Heatwaves: Adapting to Climate Change
The maximum and minimum UK temperatures have increased by around 1 degree since the 1950s. Globally, all but one of the 16 warmest years on record occurred after 2001. In the UK, this warming is expected to lead to a rise in the frequency and intensity of summer heatwaves.
Objectives of the consultation
The Government's updated Climate Change Risk Assessment, which identifies the specific risks that climate change poses to the UK, was published in 2017. This year the Government is due to publish its next National Adaptation Programme, which sets out the actions taken by government, businesses and society to adapt better to climate change.
The last assessment of the Government’s actions by the Committee on Climate Change found that the UK lacks policies for adapting the built environment to rising temperatures, or standards to prevent overheating in new developments.
The Environmental Audit Committee issued this inquiry to consider risks to health, wellbeing and productivity associated with heatwaves, review the level of UK resilience to them and assess the Government’s actions to date.

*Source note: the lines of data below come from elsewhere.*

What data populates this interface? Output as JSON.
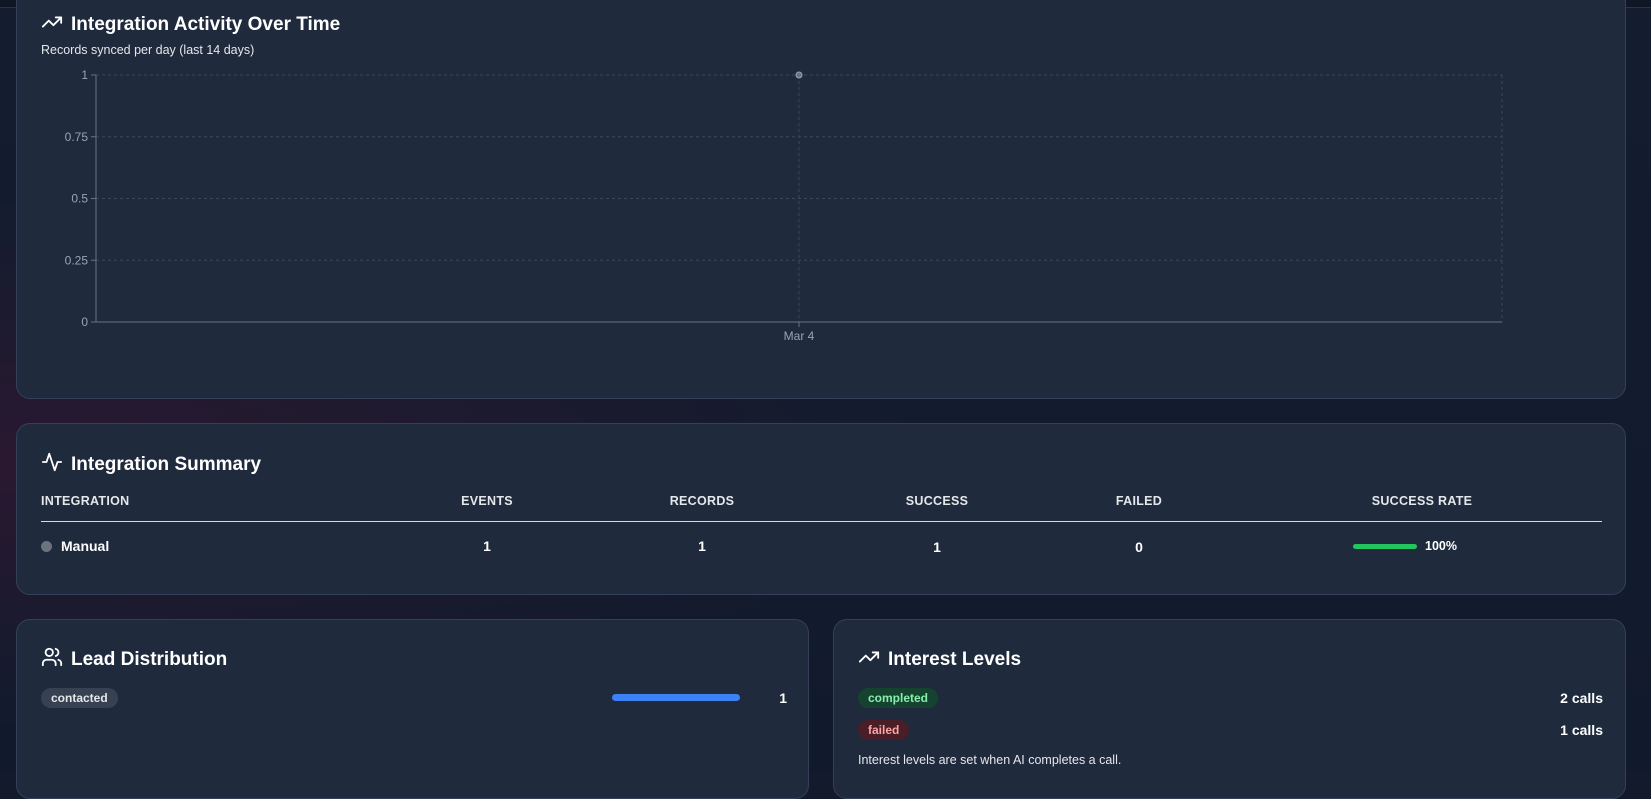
{
  "activity": {
    "title": "Integration Activity Over Time",
    "subtitle": "Records synced per day (last 14 days)",
    "icon": "trending-up-icon"
  },
  "chart_data": {
    "type": "line",
    "x": [
      "Mar 4"
    ],
    "series": [
      {
        "values": [
          1
        ]
      }
    ],
    "y_ticks": [
      "0",
      "0.25",
      "0.5",
      "0.75",
      "1"
    ],
    "ylim": [
      0,
      1
    ],
    "grid": true,
    "title": "Integration Activity Over Time",
    "xlabel": "",
    "ylabel": ""
  },
  "summary": {
    "title": "Integration Summary",
    "icon": "activity-icon",
    "columns": [
      "INTEGRATION",
      "EVENTS",
      "RECORDS",
      "SUCCESS",
      "FAILED",
      "SUCCESS RATE"
    ],
    "rows": [
      {
        "integration": "Manual",
        "events": "1",
        "records": "1",
        "success": "1",
        "failed": "0",
        "success_rate": "100%",
        "success_rate_value": 1.0
      }
    ]
  },
  "leads": {
    "title": "Lead Distribution",
    "icon": "users-icon",
    "items": [
      {
        "label": "contacted",
        "count": "1",
        "fraction": 1.0
      }
    ]
  },
  "interest": {
    "title": "Interest Levels",
    "icon": "trending-up-icon",
    "items": [
      {
        "label": "completed",
        "count": "2 calls",
        "status": "green"
      },
      {
        "label": "failed",
        "count": "1 calls",
        "status": "red"
      }
    ],
    "note": "Interest levels are set when AI completes a call."
  },
  "colors": {
    "accent_blue": "#3b82f6",
    "success_green": "#22c55e",
    "card_bg": "#1f2a3d"
  }
}
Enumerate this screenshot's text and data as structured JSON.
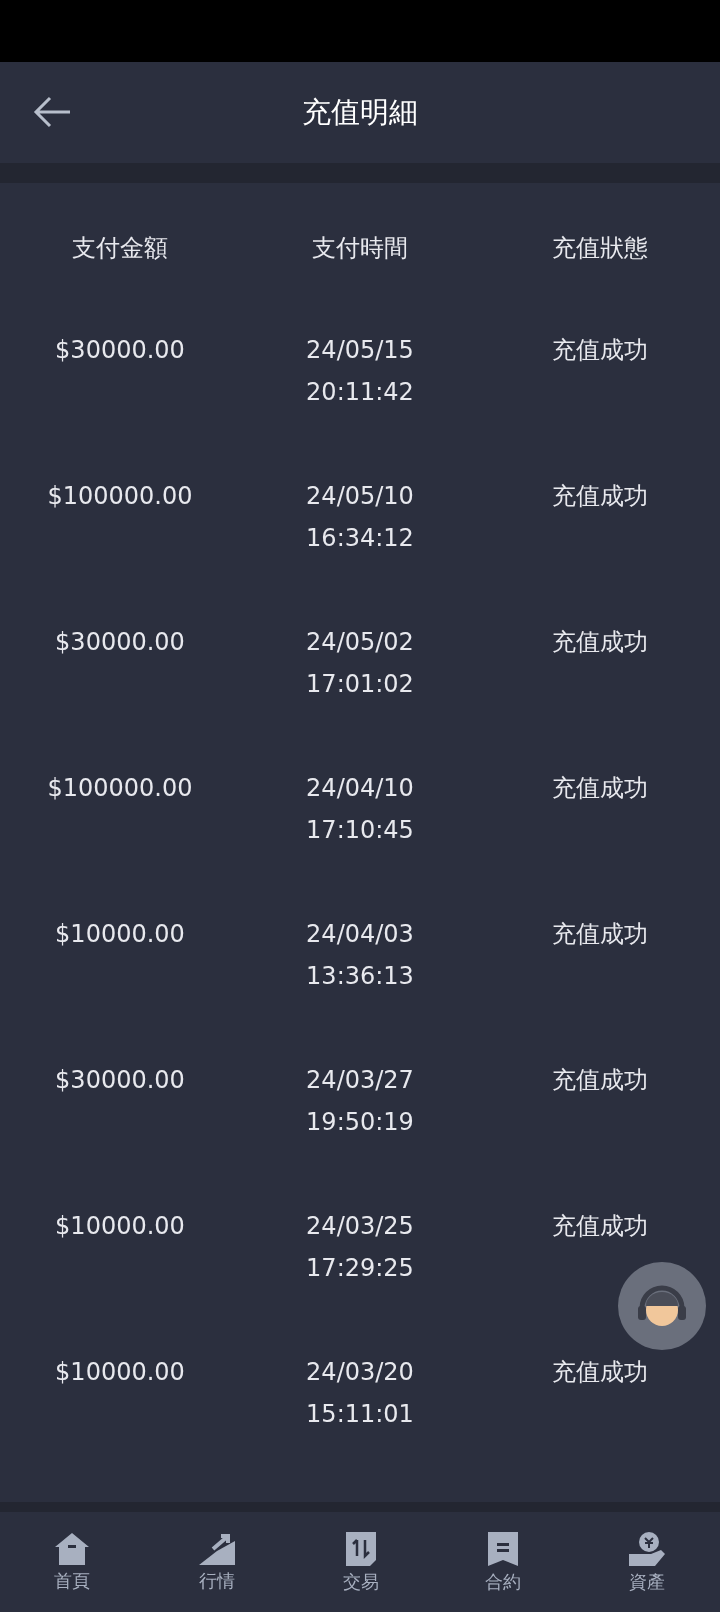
{
  "header": {
    "title": "充值明細"
  },
  "table": {
    "columns": [
      "支付金額",
      "支付時間",
      "充值狀態"
    ],
    "rows": [
      {
        "amount": "$30000.00",
        "date": "24/05/15",
        "time": "20:11:42",
        "status": "充值成功"
      },
      {
        "amount": "$100000.00",
        "date": "24/05/10",
        "time": "16:34:12",
        "status": "充值成功"
      },
      {
        "amount": "$30000.00",
        "date": "24/05/02",
        "time": "17:01:02",
        "status": "充值成功"
      },
      {
        "amount": "$100000.00",
        "date": "24/04/10",
        "time": "17:10:45",
        "status": "充值成功"
      },
      {
        "amount": "$10000.00",
        "date": "24/04/03",
        "time": "13:36:13",
        "status": "充值成功"
      },
      {
        "amount": "$30000.00",
        "date": "24/03/27",
        "time": "19:50:19",
        "status": "充值成功"
      },
      {
        "amount": "$10000.00",
        "date": "24/03/25",
        "time": "17:29:25",
        "status": "充值成功"
      },
      {
        "amount": "$10000.00",
        "date": "24/03/20",
        "time": "15:11:01",
        "status": "充值成功"
      }
    ]
  },
  "bottom_nav": [
    {
      "kind": "home",
      "label": "首頁"
    },
    {
      "kind": "market",
      "label": "行情"
    },
    {
      "kind": "trade",
      "label": "交易"
    },
    {
      "kind": "contract",
      "label": "合約"
    },
    {
      "kind": "assets",
      "label": "資產"
    }
  ]
}
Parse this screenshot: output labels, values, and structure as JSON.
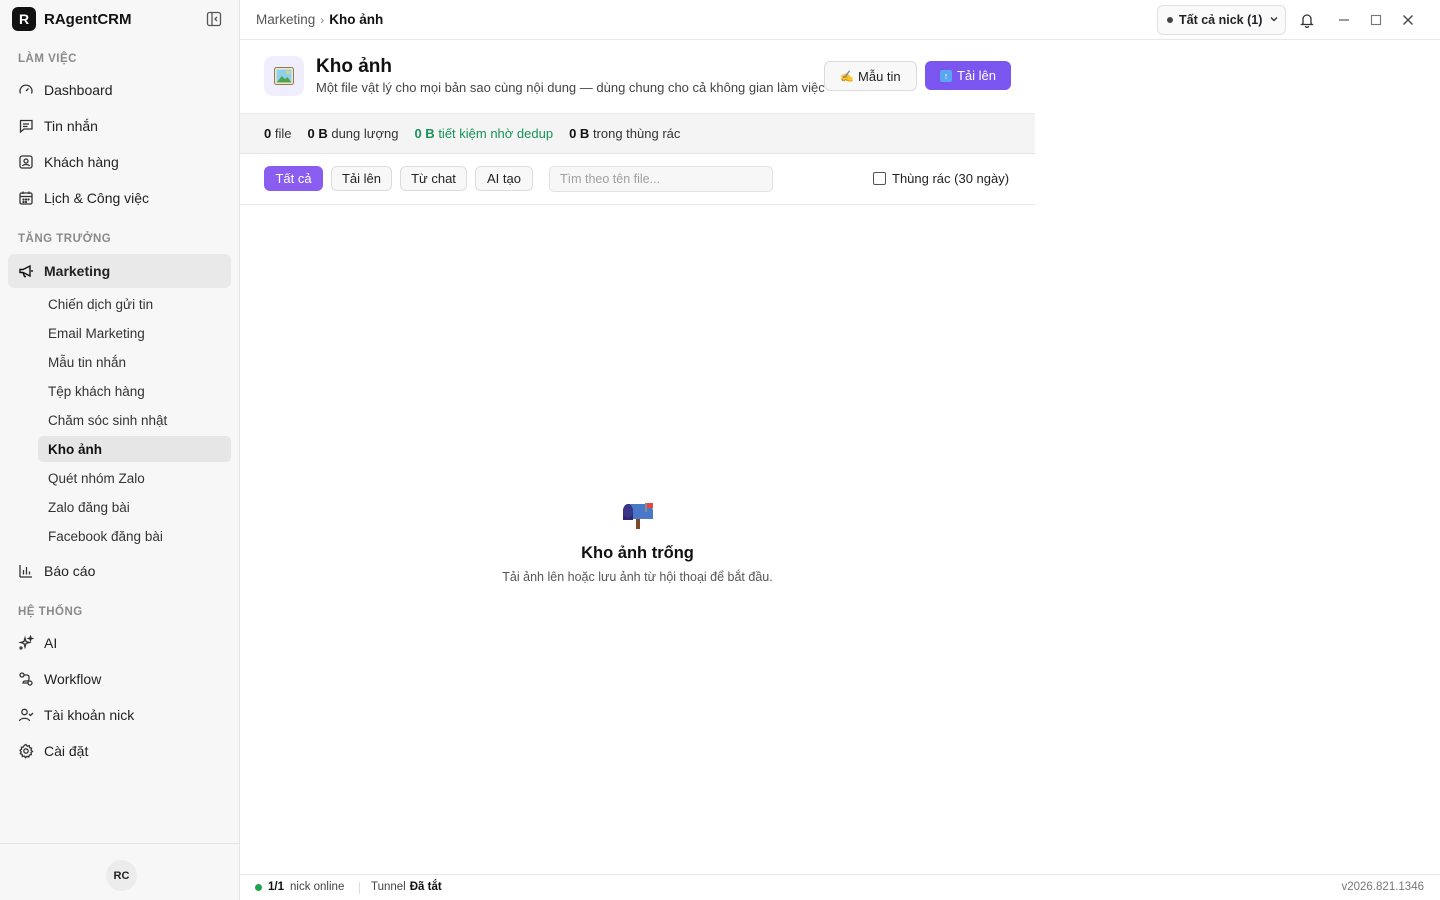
{
  "app": {
    "logo_letter": "R",
    "name": "RAgentCRM"
  },
  "sidebar": {
    "sections": {
      "work": "LÀM VIỆC",
      "growth": "TĂNG TRƯỞNG",
      "system": "HỆ THỐNG"
    },
    "items": {
      "dashboard": "Dashboard",
      "messages": "Tin nhắn",
      "customers": "Khách hàng",
      "calendar": "Lịch & Công việc",
      "marketing": "Marketing",
      "reports": "Báo cáo",
      "ai": "AI",
      "workflow": "Workflow",
      "nick_accounts": "Tài khoản nick",
      "settings": "Cài đặt"
    },
    "marketing_sub": [
      {
        "label": "Chiến dịch gửi tin"
      },
      {
        "label": "Email Marketing"
      },
      {
        "label": "Mẫu tin nhắn"
      },
      {
        "label": "Tệp khách hàng"
      },
      {
        "label": "Chăm sóc sinh nhật"
      },
      {
        "label": "Kho ảnh"
      },
      {
        "label": "Quét nhóm Zalo"
      },
      {
        "label": "Zalo đăng bài"
      },
      {
        "label": "Facebook đăng bài"
      }
    ],
    "avatar_initials": "RC"
  },
  "topbar": {
    "breadcrumb": {
      "parent": "Marketing",
      "current": "Kho ảnh"
    },
    "nick_select": "Tất cả nick (1)"
  },
  "header": {
    "title": "Kho ảnh",
    "subtitle": "Một file vật lý cho mọi bản sao cùng nội dung — dùng chung cho cả không gian làm việc",
    "template_button": "Mẫu tin",
    "template_emoji": "✍️",
    "upload_button": "Tải lên"
  },
  "stats": {
    "files_value": "0",
    "files_label": "file",
    "size_value": "0 B",
    "size_label": "dung lượng",
    "saved_value": "0 B",
    "saved_label": "tiết kiệm nhờ dedup",
    "trash_value": "0 B",
    "trash_label": "trong thùng rác"
  },
  "filters": {
    "tabs": [
      "Tất cả",
      "Tải lên",
      "Từ chat",
      "AI tạo"
    ],
    "search_placeholder": "Tìm theo tên file...",
    "trash_label": "Thùng rác (30 ngày)"
  },
  "empty_state": {
    "title": "Kho ảnh trống",
    "description": "Tải ảnh lên hoặc lưu ảnh từ hội thoại để bắt đầu."
  },
  "statusbar": {
    "online_count": "1/1",
    "online_label": "nick online",
    "tunnel_label": "Tunnel",
    "tunnel_value": "Đã tắt",
    "version": "v2026.821.1346"
  },
  "colors": {
    "accent": "#7b55f0",
    "green": "#17925b",
    "online": "#1fa251"
  }
}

The Committee also planned to examine public health risks associated with higher temperatures as well as heatwaves.
This inquiry concluded on 14 March 2018.
CIBSE response to this inquiry was published, amongst other submissions, on the Environmental Audit Committee website.
CIBSE’s position is that overheating risk is not adequately addressed in the current policy and regulatory framework and highlighted in its response a need for a regulatory requirement for overheating risk to be assessed and addressed in the Building Regulations. CIBSE’s response also highlighted the Institution’s extensive work and published best practice guidance on this topic, and offered to support the work of the Committee in this area.
To read the full CIBSE response, please follow the link below.
Results of the consultation and next steps
Following the CIBSE written submission, Dr Anastasia Mylona, CIBSE Head of Research, was called by the the Environmental Audit Committee to give an oral evidence. Anastasia is CIBSE’s weather and climate data expert, heavily involved in the development of CIBSE Guidance on thermal comfort and overheating. The session took place on 15 May.
The Committee published the final report from this call for evidence on Thursday 26 July. The report makes considerable reference to CIBSE guidance and Anastasia Mylona’s evidence, including a call, supported by the Committee on Climate Change, for Building Regulations to address overheating.